Stored items from a collection
▼▼▼
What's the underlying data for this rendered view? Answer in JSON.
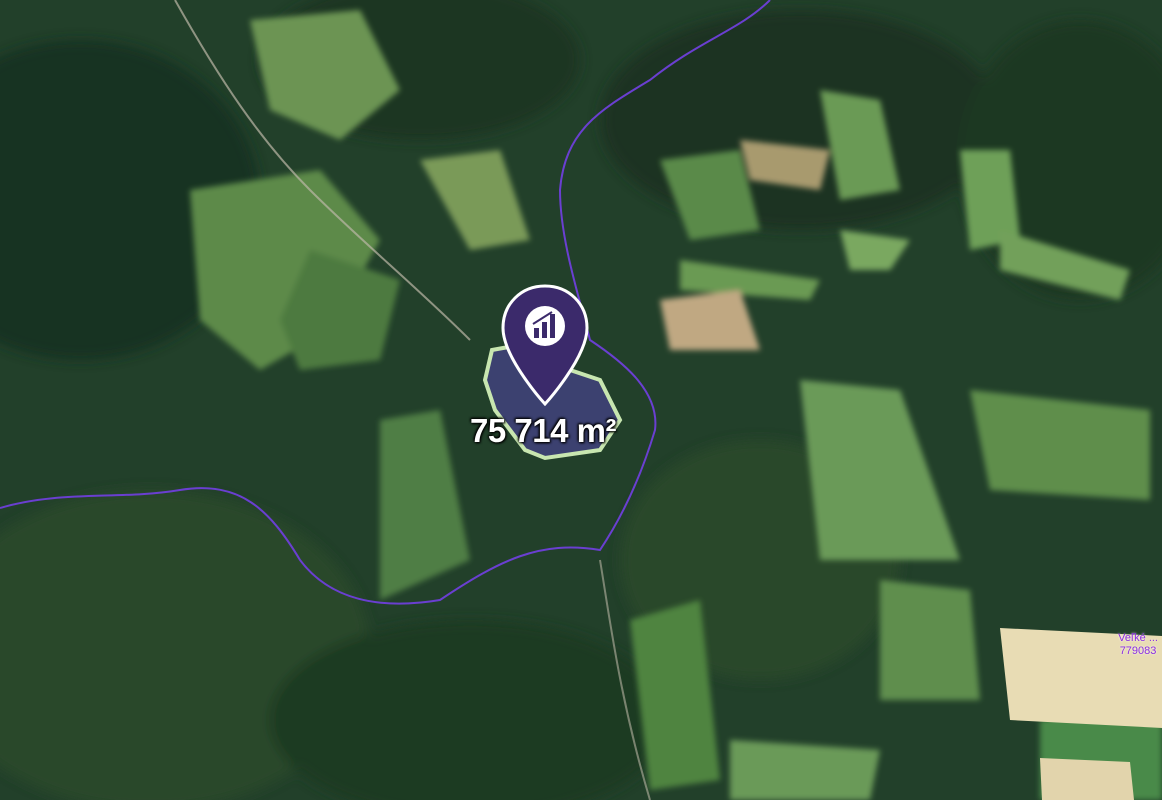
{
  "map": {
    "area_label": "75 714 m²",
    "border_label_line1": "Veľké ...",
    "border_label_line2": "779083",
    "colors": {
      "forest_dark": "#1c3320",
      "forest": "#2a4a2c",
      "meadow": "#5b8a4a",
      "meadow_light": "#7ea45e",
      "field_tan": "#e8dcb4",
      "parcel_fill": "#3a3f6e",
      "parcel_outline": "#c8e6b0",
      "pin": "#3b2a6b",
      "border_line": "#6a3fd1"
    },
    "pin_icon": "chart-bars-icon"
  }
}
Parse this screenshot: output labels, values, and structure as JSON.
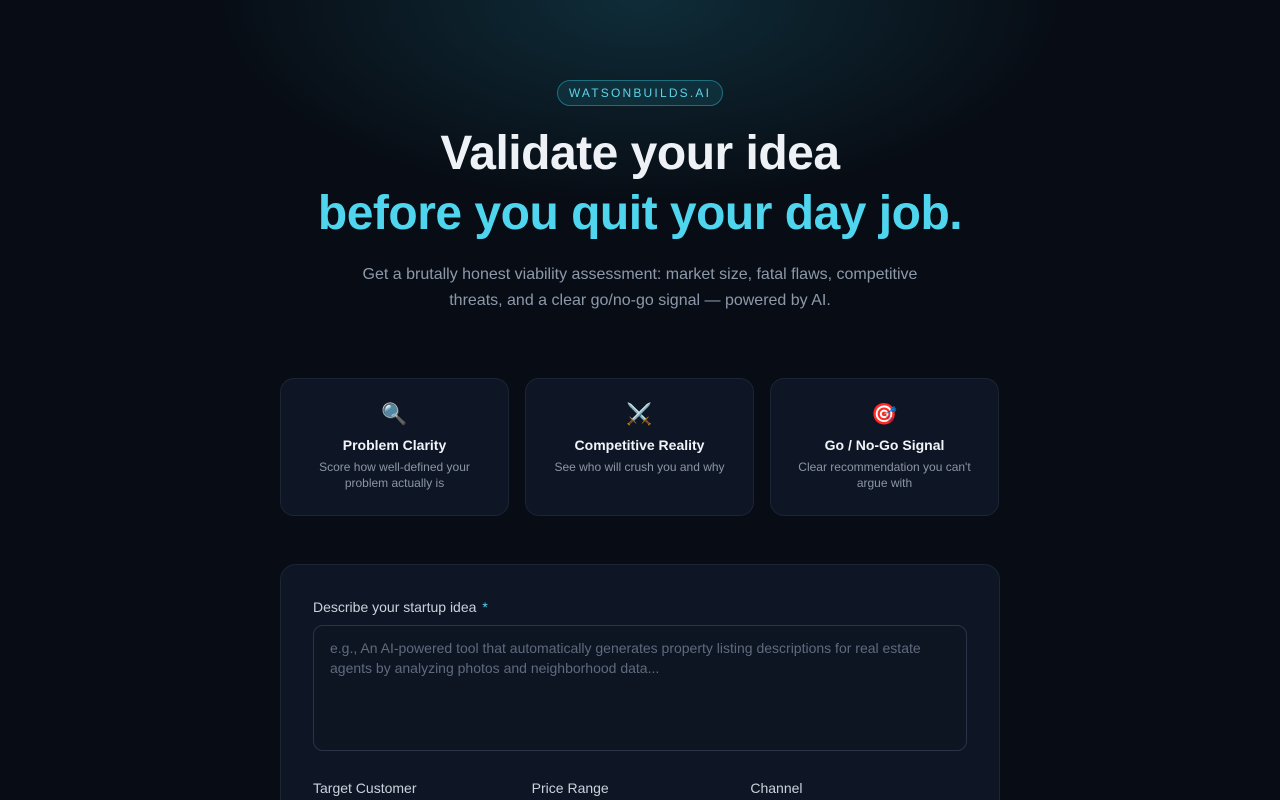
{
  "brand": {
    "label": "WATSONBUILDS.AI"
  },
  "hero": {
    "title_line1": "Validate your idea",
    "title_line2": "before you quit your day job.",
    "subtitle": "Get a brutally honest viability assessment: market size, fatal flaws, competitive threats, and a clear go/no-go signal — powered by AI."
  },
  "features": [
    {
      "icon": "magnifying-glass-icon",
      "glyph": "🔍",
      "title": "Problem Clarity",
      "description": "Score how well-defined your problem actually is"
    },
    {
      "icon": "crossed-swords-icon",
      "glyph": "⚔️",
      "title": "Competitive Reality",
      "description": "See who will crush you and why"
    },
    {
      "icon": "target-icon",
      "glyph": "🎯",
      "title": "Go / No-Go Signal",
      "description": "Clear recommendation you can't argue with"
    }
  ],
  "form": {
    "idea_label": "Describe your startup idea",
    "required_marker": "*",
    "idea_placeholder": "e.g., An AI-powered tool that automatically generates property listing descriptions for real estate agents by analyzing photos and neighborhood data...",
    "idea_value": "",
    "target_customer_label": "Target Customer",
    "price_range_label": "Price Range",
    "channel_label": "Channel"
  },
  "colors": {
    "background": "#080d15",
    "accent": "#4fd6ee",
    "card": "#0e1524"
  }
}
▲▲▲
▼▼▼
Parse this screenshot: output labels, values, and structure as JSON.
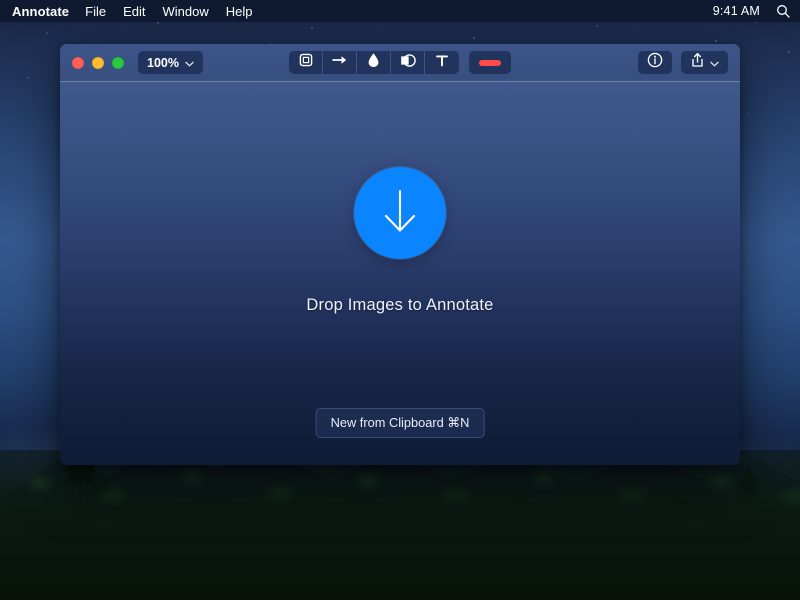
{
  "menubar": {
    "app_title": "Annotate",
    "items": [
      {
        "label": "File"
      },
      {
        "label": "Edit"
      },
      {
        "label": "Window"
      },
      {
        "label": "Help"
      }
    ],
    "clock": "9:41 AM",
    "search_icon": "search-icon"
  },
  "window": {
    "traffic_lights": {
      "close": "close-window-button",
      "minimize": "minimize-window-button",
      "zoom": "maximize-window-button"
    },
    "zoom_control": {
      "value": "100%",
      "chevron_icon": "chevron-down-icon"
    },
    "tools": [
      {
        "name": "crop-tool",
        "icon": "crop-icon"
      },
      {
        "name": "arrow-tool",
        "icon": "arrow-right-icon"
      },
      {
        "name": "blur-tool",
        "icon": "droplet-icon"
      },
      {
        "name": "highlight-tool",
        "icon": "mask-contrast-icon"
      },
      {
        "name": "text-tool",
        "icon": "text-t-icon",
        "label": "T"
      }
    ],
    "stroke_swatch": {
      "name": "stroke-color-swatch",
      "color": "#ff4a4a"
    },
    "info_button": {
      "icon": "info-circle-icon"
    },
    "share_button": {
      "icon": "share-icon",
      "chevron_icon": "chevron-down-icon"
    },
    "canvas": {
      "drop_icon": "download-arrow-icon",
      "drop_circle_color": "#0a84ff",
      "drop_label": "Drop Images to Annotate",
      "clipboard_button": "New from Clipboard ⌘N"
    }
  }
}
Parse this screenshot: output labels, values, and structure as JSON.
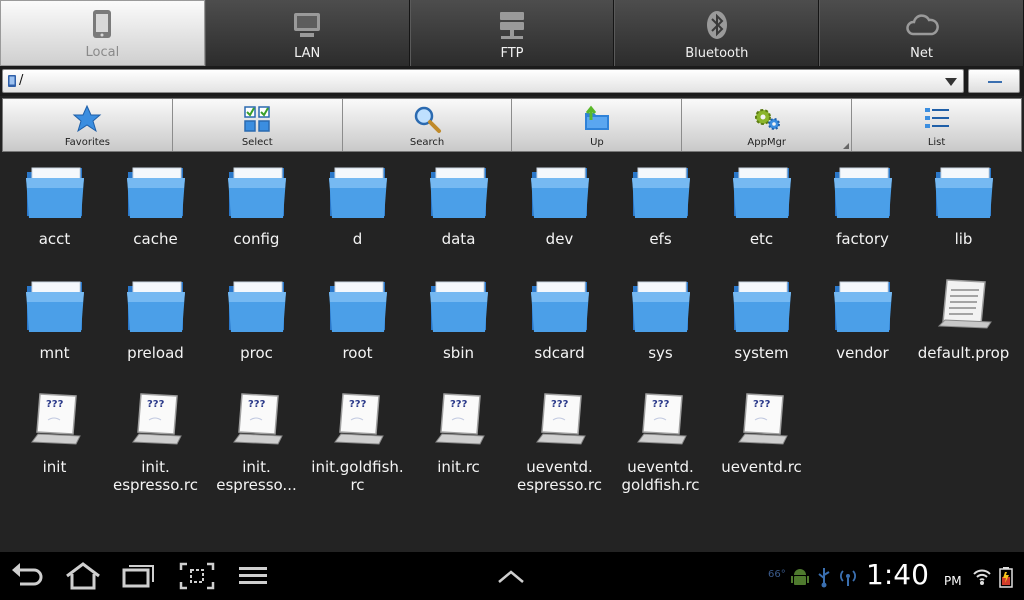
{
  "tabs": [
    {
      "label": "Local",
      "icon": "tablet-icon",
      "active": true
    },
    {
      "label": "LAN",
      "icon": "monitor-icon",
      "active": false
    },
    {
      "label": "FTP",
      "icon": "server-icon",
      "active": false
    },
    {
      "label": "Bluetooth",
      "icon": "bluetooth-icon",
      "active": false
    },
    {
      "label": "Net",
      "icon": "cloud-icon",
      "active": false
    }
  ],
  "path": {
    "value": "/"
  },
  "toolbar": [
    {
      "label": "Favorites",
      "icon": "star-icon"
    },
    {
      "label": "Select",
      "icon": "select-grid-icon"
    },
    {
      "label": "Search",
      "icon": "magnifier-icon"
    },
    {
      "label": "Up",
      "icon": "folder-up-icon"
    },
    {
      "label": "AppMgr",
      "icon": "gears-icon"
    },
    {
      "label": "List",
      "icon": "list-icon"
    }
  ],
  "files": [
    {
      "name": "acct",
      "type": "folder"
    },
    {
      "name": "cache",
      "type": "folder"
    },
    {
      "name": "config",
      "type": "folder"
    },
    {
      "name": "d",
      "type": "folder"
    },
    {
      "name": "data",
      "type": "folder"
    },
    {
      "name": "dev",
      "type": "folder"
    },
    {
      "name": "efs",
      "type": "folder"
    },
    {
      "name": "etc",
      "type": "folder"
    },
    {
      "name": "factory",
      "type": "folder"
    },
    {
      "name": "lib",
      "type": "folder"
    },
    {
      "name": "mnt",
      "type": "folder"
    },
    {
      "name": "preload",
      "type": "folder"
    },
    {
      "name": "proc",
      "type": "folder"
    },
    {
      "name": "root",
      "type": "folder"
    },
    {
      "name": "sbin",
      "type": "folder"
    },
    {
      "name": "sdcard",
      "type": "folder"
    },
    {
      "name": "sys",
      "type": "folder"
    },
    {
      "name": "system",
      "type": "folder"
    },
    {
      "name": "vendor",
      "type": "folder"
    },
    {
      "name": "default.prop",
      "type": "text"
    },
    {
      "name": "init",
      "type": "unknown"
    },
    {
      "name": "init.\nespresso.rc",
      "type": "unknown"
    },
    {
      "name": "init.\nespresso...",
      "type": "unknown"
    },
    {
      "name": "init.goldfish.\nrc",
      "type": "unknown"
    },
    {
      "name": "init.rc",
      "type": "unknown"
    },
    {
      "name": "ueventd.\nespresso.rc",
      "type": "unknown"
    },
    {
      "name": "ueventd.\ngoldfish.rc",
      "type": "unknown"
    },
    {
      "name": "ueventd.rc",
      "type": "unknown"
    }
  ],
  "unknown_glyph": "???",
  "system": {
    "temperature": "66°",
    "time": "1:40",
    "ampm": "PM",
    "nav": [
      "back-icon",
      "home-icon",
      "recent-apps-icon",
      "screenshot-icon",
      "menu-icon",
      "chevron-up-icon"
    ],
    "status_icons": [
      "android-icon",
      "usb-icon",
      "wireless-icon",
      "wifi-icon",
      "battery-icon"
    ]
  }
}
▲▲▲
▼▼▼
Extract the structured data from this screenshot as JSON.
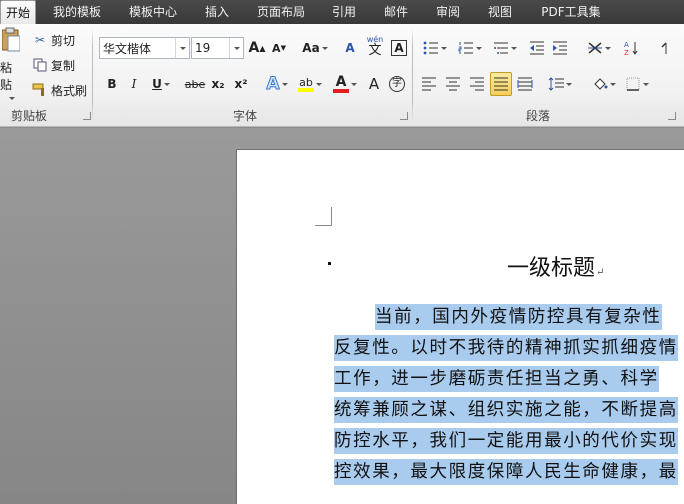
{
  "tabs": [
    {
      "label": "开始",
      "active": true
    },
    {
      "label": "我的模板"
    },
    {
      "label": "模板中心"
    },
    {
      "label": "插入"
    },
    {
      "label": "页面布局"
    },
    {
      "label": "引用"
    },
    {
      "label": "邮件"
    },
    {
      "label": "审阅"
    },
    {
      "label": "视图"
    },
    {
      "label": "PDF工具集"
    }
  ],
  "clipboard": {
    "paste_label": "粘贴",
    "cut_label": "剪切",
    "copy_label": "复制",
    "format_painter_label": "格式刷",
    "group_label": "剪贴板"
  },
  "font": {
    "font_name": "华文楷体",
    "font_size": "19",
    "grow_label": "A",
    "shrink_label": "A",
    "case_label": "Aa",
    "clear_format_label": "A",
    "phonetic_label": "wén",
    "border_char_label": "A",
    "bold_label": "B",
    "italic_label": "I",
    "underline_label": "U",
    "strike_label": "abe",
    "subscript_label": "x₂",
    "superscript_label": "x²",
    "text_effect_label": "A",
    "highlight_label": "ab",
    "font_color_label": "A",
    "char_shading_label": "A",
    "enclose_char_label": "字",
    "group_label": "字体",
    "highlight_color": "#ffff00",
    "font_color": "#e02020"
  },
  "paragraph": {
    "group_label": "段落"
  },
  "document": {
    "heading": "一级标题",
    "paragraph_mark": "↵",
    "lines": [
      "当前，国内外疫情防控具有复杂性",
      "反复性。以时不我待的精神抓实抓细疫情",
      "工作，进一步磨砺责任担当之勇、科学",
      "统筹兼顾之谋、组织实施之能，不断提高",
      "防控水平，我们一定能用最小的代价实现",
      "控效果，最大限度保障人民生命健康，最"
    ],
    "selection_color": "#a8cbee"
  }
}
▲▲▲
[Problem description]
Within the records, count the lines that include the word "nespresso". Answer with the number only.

[Reply to the exercise]
3